Records supplied below:

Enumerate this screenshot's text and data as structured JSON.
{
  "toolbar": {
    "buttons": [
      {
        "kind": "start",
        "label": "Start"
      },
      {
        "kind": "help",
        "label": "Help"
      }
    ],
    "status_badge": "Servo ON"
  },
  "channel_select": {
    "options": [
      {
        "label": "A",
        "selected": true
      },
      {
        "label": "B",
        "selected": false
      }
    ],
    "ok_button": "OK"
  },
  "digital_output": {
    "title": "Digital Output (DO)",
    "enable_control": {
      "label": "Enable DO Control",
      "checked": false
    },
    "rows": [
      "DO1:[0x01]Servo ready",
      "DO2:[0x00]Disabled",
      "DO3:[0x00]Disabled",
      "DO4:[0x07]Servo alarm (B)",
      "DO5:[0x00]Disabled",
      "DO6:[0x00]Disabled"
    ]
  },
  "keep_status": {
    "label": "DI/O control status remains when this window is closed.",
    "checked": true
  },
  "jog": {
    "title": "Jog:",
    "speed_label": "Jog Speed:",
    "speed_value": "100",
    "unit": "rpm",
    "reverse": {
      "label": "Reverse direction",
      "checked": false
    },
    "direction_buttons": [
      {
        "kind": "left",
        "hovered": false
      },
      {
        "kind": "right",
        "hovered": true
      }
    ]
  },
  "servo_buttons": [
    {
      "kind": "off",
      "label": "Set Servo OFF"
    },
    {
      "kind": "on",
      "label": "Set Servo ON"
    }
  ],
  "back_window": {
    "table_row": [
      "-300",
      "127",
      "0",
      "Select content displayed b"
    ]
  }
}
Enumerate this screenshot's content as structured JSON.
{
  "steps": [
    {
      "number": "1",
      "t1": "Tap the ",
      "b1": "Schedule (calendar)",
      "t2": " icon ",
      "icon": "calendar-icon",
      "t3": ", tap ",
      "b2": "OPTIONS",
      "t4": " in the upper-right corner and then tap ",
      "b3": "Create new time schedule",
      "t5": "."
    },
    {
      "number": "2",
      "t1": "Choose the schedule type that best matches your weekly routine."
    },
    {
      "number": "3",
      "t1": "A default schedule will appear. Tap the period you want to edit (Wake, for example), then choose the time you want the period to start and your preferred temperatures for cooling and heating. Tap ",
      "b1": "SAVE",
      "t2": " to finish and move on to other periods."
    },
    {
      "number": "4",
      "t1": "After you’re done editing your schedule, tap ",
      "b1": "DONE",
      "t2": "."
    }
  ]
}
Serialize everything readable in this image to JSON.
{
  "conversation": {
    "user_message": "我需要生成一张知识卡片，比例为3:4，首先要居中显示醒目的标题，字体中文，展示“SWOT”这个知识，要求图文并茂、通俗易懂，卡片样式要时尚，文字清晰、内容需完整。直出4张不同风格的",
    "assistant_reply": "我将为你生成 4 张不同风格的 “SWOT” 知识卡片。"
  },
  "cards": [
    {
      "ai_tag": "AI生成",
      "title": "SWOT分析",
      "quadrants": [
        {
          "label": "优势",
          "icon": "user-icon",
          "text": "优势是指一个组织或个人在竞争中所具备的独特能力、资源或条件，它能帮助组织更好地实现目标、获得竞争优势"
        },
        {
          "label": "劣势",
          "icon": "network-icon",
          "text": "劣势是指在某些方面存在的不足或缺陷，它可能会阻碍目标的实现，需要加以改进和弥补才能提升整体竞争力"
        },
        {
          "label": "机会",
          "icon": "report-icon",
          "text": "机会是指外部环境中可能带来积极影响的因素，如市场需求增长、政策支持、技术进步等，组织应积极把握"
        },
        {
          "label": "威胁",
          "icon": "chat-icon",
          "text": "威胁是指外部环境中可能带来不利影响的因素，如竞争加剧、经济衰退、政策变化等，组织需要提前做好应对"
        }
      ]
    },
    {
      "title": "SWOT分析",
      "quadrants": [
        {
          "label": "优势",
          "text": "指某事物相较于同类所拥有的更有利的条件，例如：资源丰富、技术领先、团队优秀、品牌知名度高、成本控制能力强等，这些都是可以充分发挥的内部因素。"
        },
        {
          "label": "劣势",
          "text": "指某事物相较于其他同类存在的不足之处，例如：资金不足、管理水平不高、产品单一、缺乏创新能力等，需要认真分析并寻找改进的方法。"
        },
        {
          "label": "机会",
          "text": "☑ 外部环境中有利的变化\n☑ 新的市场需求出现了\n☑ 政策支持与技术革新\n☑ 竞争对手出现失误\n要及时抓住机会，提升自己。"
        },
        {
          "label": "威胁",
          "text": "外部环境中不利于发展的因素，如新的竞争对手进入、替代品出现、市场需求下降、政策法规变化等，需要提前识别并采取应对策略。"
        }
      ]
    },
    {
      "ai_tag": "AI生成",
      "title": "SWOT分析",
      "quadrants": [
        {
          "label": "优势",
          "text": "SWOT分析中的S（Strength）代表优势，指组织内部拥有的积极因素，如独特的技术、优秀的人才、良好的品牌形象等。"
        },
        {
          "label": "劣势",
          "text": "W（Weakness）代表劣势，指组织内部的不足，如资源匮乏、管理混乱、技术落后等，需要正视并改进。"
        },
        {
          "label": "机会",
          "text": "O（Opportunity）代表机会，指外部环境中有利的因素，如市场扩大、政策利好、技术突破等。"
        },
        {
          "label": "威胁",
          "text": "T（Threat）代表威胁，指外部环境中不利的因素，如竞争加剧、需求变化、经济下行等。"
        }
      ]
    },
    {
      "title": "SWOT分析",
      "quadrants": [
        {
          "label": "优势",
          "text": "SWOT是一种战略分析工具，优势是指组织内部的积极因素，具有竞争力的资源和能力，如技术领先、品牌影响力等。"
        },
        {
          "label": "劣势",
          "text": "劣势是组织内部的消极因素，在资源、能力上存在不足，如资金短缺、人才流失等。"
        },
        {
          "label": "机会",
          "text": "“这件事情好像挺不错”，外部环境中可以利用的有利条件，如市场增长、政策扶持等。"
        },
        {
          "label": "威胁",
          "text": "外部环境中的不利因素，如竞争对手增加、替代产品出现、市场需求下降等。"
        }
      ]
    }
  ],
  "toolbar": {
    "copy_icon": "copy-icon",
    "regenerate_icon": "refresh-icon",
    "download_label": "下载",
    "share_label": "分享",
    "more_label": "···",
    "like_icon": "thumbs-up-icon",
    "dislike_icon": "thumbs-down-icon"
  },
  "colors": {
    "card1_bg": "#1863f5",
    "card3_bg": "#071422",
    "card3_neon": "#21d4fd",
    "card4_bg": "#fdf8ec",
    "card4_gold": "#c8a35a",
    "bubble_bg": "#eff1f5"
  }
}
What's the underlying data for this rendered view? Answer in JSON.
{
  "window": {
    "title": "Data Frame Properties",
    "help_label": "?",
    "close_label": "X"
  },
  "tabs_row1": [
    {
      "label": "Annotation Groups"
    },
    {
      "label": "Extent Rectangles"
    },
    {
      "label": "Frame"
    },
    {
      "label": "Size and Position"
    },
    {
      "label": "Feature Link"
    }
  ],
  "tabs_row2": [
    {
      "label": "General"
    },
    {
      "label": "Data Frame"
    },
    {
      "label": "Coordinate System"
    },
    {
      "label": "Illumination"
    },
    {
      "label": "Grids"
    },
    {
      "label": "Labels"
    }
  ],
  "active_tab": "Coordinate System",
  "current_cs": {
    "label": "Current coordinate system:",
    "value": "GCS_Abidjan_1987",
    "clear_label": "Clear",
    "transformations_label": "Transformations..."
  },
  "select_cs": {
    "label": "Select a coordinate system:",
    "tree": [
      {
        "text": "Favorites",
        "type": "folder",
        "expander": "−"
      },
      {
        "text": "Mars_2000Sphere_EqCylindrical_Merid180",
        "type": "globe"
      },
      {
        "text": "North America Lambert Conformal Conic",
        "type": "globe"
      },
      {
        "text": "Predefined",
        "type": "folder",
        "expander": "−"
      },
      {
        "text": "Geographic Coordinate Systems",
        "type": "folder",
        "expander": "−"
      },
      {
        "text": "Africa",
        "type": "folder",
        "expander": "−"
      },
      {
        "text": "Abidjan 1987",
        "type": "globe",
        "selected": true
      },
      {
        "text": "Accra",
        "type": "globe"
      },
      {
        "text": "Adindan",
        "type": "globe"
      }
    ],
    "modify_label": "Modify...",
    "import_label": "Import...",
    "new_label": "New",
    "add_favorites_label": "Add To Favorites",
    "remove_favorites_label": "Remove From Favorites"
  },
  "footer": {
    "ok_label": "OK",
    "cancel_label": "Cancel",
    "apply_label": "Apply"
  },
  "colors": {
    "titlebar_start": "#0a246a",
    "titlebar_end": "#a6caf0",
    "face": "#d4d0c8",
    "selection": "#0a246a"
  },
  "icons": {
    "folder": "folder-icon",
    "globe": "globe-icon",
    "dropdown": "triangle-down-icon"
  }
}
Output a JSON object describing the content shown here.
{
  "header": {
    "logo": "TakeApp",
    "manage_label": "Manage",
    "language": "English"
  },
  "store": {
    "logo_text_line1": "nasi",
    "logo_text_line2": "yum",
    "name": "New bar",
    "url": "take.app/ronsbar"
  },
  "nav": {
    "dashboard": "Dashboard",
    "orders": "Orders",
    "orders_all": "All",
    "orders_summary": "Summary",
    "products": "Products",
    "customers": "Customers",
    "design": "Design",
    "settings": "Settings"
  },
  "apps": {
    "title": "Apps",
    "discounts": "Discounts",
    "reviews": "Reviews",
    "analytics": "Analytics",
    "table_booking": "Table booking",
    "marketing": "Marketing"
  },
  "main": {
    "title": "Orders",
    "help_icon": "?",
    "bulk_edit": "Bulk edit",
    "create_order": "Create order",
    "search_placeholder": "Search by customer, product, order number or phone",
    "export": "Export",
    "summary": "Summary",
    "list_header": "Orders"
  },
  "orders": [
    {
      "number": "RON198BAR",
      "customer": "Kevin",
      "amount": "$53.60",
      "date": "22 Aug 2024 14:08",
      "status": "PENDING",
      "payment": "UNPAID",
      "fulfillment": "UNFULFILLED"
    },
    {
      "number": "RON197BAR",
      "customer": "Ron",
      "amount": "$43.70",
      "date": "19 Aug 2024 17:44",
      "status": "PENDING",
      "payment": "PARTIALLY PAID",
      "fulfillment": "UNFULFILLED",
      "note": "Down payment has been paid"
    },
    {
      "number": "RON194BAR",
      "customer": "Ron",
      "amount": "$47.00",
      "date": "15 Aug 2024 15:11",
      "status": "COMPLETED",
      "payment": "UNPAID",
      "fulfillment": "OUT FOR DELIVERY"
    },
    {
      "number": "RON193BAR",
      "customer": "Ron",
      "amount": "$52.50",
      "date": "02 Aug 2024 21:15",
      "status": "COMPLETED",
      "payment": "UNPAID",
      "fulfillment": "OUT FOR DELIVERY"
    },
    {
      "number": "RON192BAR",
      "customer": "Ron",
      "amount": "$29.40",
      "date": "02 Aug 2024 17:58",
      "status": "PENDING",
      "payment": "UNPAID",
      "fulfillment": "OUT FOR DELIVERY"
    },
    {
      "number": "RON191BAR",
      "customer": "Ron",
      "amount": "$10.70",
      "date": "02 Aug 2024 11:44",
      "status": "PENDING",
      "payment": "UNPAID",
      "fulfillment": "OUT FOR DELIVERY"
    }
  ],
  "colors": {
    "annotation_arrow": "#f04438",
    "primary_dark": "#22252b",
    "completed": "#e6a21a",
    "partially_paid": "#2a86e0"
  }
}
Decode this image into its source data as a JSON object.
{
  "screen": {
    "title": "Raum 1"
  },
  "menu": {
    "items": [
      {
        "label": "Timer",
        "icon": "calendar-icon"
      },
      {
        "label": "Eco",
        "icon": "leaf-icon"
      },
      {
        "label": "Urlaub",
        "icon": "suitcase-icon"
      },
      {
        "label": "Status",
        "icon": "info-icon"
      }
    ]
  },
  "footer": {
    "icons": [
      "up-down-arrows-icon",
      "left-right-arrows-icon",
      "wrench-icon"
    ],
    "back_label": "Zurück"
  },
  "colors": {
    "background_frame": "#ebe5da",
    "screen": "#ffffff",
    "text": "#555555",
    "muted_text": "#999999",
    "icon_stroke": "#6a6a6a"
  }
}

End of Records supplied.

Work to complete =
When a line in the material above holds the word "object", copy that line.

Task output =
Output a JSON object describing the content shown here.
Decode this image into its source data as a JSON object.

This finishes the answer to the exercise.